By Cleopatra Mathis
How far did she fly to find
this pristine town on the edge of winter?
Crows have set up their kingdom—
a yacking flock louder than traffic
maims the morning air.
Day sends the coven screaming
in pursuit, black rags
haggling from clump to clump
of the decorous elms and oaks.
The dog's mouth hangs.
I follow his gaze through the shudder
of limbs to the still source, the center
of their flapping. The barn owl
commands a branch, the crows scatter
and aim, cutting around her
placid weight, something more of earth
than air. She stares straight ahead
as if focused on something she alone
can hear, their outrage at who she is
no more than a furious snipping,
until in one motion, she heaves upward,
her body transformed by sky.
The crows gloat, their battering
closes her path, and she misses a beat,
stumbling in the air
like a silence disrupted. The crows'
fat riot, their mine, mine, mine
rules the sky. Call the owl
sadness, the one who watches
from the other side.
I got to spend the day with dementordelta, whom I missed last week because she had a work crisis and nearly missed this week because she had a cold, but she came up here anyway! We wandered into some stores to see if they had Halloween stuff yet (Bath & Body Works has lots, Claire's and The Icing has some -- plus penguin "Best Friend" necklaces -- and Yankee Candle has a bunch but I forgot to take her there). Then we got crepes and came back to my house to watch the entire series run of Sherlock. She liked it better than I did -- I was even more irritated this time through at the frequent sexism, ethnic stereotyping, and gay jokes that had tipped by the final minutes from cute and slashy into unnervingly homophobic, though I really like the performances -- both major and minor roles -- and the chemistry among the actors.

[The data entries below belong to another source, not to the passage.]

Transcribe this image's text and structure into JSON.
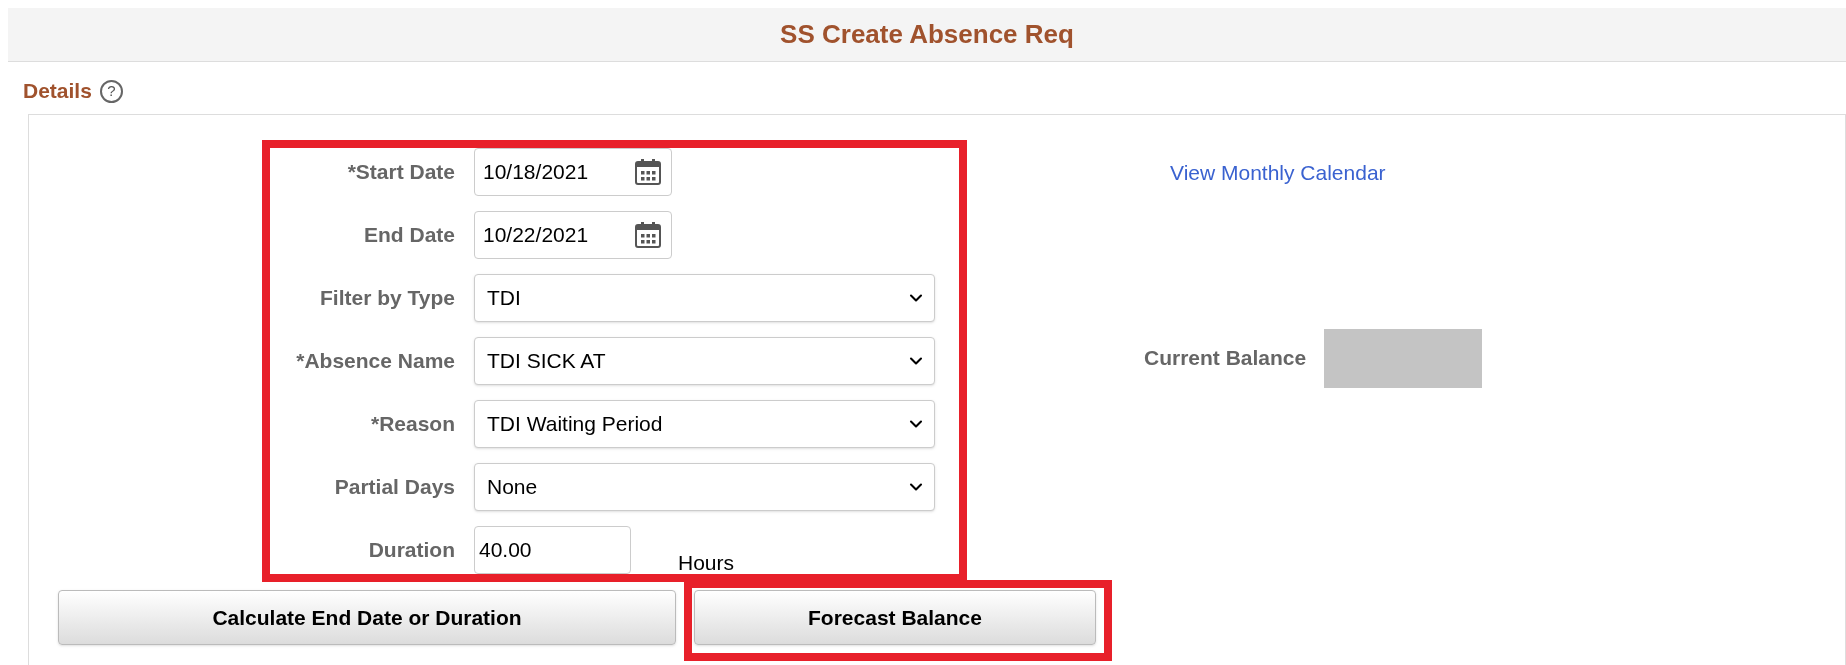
{
  "header": {
    "title": "SS Create Absence Req"
  },
  "section": {
    "title": "Details",
    "help": "?"
  },
  "form": {
    "highlighted": true,
    "fields": [
      {
        "kind": "date",
        "label": "*Start Date",
        "value": "10/18/2021"
      },
      {
        "kind": "date",
        "label": "End Date",
        "value": "10/22/2021"
      },
      {
        "kind": "select",
        "label": "Filter by Type",
        "value": "TDI"
      },
      {
        "kind": "select",
        "label": "*Absence Name",
        "value": "TDI SICK AT"
      },
      {
        "kind": "select",
        "label": "*Reason",
        "value": "TDI Waiting Period"
      },
      {
        "kind": "select",
        "label": "Partial Days",
        "value": "None"
      },
      {
        "kind": "number",
        "label": "Duration",
        "value": "40.00",
        "unit": "Hours"
      }
    ]
  },
  "link": "View Monthly Calendar",
  "balance": {
    "label": "Current Balance"
  },
  "buttons": [
    {
      "label": "Calculate End Date or Duration",
      "highlighted": false
    },
    {
      "label": "Forecast Balance",
      "highlighted": true
    }
  ]
}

Of course we also watched a bit of Due South while my kids came home from school and reported on their days -- Paul worked from home since his van's air conditioning is not working. Daniel has his high school's legendary math teacher for multivariable calculus and his only complaint was that the bus was overcrowded, though tomorrow I have to take him shopping for 1) gym shorts and 2) some kind of adhesive at Home Depot. Adam is still trying to switch out of the Microsoft Office class into pretty much anything else and theater is still his favorite subject, though he liked English better today because he got to talk about how much he thinks Jane Austen sucks. We all watched Warehouse 13, where I am hoping they're planning to make Wells a regular after the mid-season break; I liked getting a bit of backstory on Artie, but didn't think the episode was all that well-written, though the preview for next week looked like great fun.
Happy September! Above is another poem by Mathis, whom I can't believe I'd never heard of before two days ago; I found her first book and it's wonderful. Her most recent book, which I haven't tracked down yet, is White Sea...speaking of which, our weekend plans are on hold until Hurricane Earl decides which way it's going, though it sounds like if it hits the DC area it will be on Friday and hopefully will get rid of this Code Red air. To go with the poem, here are some more photos from the National Aviary in Pittsburgh, including a keeper feeding a bird, a sleepy tree sloth, and an owlet in the infirmary with a heart problem: